These entries must be printed again exactly as they are.

═══ Given information ═══

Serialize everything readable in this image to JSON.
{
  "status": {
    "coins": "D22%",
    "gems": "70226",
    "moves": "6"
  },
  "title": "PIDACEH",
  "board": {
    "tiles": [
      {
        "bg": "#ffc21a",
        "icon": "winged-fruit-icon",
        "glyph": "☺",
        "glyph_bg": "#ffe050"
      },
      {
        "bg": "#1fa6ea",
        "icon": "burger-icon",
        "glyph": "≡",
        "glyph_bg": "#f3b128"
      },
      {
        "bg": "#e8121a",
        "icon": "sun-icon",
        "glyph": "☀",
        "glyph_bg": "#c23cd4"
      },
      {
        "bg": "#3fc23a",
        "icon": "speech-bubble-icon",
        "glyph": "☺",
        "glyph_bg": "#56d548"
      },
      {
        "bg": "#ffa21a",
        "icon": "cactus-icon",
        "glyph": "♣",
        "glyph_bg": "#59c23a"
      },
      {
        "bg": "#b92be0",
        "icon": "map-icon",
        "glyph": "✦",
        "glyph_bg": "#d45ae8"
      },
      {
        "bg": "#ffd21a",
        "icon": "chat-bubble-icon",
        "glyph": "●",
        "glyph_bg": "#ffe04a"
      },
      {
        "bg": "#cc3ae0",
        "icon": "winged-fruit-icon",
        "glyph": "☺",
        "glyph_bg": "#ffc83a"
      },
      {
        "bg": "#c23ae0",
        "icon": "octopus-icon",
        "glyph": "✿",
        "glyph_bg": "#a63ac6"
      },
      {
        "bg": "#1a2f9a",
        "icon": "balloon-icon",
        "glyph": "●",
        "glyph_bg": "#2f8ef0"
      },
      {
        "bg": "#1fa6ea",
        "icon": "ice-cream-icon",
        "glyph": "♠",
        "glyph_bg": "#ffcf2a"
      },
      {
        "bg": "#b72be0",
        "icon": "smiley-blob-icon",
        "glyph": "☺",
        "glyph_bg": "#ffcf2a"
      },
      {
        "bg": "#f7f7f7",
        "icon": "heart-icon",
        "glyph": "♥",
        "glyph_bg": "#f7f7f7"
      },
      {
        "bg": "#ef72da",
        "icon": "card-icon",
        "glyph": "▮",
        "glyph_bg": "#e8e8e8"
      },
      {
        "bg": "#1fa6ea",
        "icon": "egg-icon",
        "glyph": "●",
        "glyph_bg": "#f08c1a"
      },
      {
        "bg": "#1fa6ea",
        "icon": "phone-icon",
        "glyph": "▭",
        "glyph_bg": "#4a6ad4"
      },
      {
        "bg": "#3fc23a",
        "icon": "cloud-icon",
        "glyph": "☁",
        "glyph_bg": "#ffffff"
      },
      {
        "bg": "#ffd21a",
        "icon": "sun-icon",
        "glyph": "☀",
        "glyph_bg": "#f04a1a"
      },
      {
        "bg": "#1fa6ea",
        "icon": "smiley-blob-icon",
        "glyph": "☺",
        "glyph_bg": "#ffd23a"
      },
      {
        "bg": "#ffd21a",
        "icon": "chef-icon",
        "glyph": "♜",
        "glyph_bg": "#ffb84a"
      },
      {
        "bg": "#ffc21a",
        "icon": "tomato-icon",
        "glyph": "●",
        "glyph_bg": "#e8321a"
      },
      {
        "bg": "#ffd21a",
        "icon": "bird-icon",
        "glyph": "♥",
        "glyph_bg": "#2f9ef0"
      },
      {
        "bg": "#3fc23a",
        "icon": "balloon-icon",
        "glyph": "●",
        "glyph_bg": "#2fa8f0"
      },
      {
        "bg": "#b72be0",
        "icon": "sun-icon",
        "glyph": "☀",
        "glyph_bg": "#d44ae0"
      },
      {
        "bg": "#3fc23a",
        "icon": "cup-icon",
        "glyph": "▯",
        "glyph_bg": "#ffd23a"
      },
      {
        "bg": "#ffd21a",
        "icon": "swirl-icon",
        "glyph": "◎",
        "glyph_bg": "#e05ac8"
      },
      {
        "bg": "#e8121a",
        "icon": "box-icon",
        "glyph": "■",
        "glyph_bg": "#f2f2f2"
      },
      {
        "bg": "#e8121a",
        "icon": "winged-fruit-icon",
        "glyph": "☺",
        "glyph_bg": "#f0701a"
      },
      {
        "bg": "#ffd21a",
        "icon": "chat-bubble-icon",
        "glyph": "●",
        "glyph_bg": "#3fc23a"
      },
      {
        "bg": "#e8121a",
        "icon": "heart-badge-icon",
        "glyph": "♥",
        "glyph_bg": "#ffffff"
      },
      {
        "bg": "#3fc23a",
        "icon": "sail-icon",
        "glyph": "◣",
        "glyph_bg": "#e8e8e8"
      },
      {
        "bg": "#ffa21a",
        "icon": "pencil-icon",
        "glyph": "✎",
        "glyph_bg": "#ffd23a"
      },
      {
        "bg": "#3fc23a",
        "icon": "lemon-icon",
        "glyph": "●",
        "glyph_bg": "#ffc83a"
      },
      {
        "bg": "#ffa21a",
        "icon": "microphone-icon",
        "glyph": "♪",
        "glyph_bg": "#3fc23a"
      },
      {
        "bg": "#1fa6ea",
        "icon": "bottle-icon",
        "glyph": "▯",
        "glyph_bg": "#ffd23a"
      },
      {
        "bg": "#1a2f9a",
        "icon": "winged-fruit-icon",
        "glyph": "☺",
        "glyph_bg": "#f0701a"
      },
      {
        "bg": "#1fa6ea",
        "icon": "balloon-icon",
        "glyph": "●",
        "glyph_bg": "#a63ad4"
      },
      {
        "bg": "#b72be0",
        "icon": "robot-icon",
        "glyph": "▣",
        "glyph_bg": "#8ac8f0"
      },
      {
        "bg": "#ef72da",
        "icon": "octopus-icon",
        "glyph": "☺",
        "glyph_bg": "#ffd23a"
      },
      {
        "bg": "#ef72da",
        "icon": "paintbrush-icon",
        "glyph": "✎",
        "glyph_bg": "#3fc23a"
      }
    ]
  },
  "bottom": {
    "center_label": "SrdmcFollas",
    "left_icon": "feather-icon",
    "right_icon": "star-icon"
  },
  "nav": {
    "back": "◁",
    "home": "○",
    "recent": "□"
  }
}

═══

*Response to this task*.
Serialize everything readable in this image to JSON.
{
  "status": {
    "coins": "D22%",
    "gems": "70226",
    "moves": "6"
  },
  "title": "PIDACEH",
  "board": {
    "tiles": [
      {
        "bg": "#ffc21a",
        "icon": "winged-fruit-icon",
        "glyph": "☺",
        "glyph_bg": "#ffe050"
      },
      {
        "bg": "#1fa6ea",
        "icon": "burger-icon",
        "glyph": "≡",
        "glyph_bg": "#f3b128"
      },
      {
        "bg": "#e8121a",
        "icon": "sun-icon",
        "glyph": "☀",
        "glyph_bg": "#c23cd4"
      },
      {
        "bg": "#3fc23a",
        "icon": "speech-bubble-icon",
        "glyph": "☺",
        "glyph_bg": "#56d548"
      },
      {
        "bg": "#ffa21a",
        "icon": "cactus-icon",
        "glyph": "♣",
        "glyph_bg": "#59c23a"
      },
      {
        "bg": "#b92be0",
        "icon": "map-icon",
        "glyph": "✦",
        "glyph_bg": "#d45ae8"
      },
      {
        "bg": "#ffd21a",
        "icon": "chat-bubble-icon",
        "glyph": "●",
        "glyph_bg": "#ffe04a"
      },
      {
        "bg": "#cc3ae0",
        "icon": "winged-fruit-icon",
        "glyph": "☺",
        "glyph_bg": "#ffc83a"
      },
      {
        "bg": "#c23ae0",
        "icon": "octopus-icon",
        "glyph": "✿",
        "glyph_bg": "#a63ac6"
      },
      {
        "bg": "#1a2f9a",
        "icon": "balloon-icon",
        "glyph": "●",
        "glyph_bg": "#2f8ef0"
      },
      {
        "bg": "#1fa6ea",
        "icon": "ice-cream-icon",
        "glyph": "♠",
        "glyph_bg": "#ffcf2a"
      },
      {
        "bg": "#b72be0",
        "icon": "smiley-blob-icon",
        "glyph": "☺",
        "glyph_bg": "#ffcf2a"
      },
      {
        "bg": "#f7f7f7",
        "icon": "heart-icon",
        "glyph": "♥",
        "glyph_bg": "#f7f7f7"
      },
      {
        "bg": "#ef72da",
        "icon": "card-icon",
        "glyph": "▮",
        "glyph_bg": "#e8e8e8"
      },
      {
        "bg": "#1fa6ea",
        "icon": "egg-icon",
        "glyph": "●",
        "glyph_bg": "#f08c1a"
      },
      {
        "bg": "#1fa6ea",
        "icon": "phone-icon",
        "glyph": "▭",
        "glyph_bg": "#4a6ad4"
      },
      {
        "bg": "#3fc23a",
        "icon": "cloud-icon",
        "glyph": "☁",
        "glyph_bg": "#ffffff"
      },
      {
        "bg": "#ffd21a",
        "icon": "sun-icon",
        "glyph": "☀",
        "glyph_bg": "#f04a1a"
      },
      {
        "bg": "#1fa6ea",
        "icon": "smiley-blob-icon",
        "glyph": "☺",
        "glyph_bg": "#ffd23a"
      },
      {
        "bg": "#ffd21a",
        "icon": "chef-icon",
        "glyph": "♜",
        "glyph_bg": "#ffb84a"
      },
      {
        "bg": "#ffc21a",
        "icon": "tomato-icon",
        "glyph": "●",
        "glyph_bg": "#e8321a"
      },
      {
        "bg": "#ffd21a",
        "icon": "bird-icon",
        "glyph": "♥",
        "glyph_bg": "#2f9ef0"
      },
      {
        "bg": "#3fc23a",
        "icon": "balloon-icon",
        "glyph": "●",
        "glyph_bg": "#2fa8f0"
      },
      {
        "bg": "#b72be0",
        "icon": "sun-icon",
        "glyph": "☀",
        "glyph_bg": "#d44ae0"
      },
      {
        "bg": "#3fc23a",
        "icon": "cup-icon",
        "glyph": "▯",
        "glyph_bg": "#ffd23a"
      },
      {
        "bg": "#ffd21a",
        "icon": "swirl-icon",
        "glyph": "◎",
        "glyph_bg": "#e05ac8"
      },
      {
        "bg": "#e8121a",
        "icon": "box-icon",
        "glyph": "■",
        "glyph_bg": "#f2f2f2"
      },
      {
        "bg": "#e8121a",
        "icon": "winged-fruit-icon",
        "glyph": "☺",
        "glyph_bg": "#f0701a"
      },
      {
        "bg": "#ffd21a",
        "icon": "chat-bubble-icon",
        "glyph": "●",
        "glyph_bg": "#3fc23a"
      },
      {
        "bg": "#e8121a",
        "icon": "heart-badge-icon",
        "glyph": "♥",
        "glyph_bg": "#ffffff"
      },
      {
        "bg": "#3fc23a",
        "icon": "sail-icon",
        "glyph": "◣",
        "glyph_bg": "#e8e8e8"
      },
      {
        "bg": "#ffa21a",
        "icon": "pencil-icon",
        "glyph": "✎",
        "glyph_bg": "#ffd23a"
      },
      {
        "bg": "#3fc23a",
        "icon": "lemon-icon",
        "glyph": "●",
        "glyph_bg": "#ffc83a"
      },
      {
        "bg": "#ffa21a",
        "icon": "microphone-icon",
        "glyph": "♪",
        "glyph_bg": "#3fc23a"
      },
      {
        "bg": "#1fa6ea",
        "icon": "bottle-icon",
        "glyph": "▯",
        "glyph_bg": "#ffd23a"
      },
      {
        "bg": "#1a2f9a",
        "icon": "winged-fruit-icon",
        "glyph": "☺",
        "glyph_bg": "#f0701a"
      },
      {
        "bg": "#1fa6ea",
        "icon": "balloon-icon",
        "glyph": "●",
        "glyph_bg": "#a63ad4"
      },
      {
        "bg": "#b72be0",
        "icon": "robot-icon",
        "glyph": "▣",
        "glyph_bg": "#8ac8f0"
      },
      {
        "bg": "#ef72da",
        "icon": "octopus-icon",
        "glyph": "☺",
        "glyph_bg": "#ffd23a"
      },
      {
        "bg": "#ef72da",
        "icon": "paintbrush-icon",
        "glyph": "✎",
        "glyph_bg": "#3fc23a"
      }
    ]
  },
  "bottom": {
    "center_label": "SrdmcFollas",
    "left_icon": "feather-icon",
    "right_icon": "star-icon"
  },
  "nav": {
    "back": "◁",
    "home": "○",
    "recent": "□"
  }
}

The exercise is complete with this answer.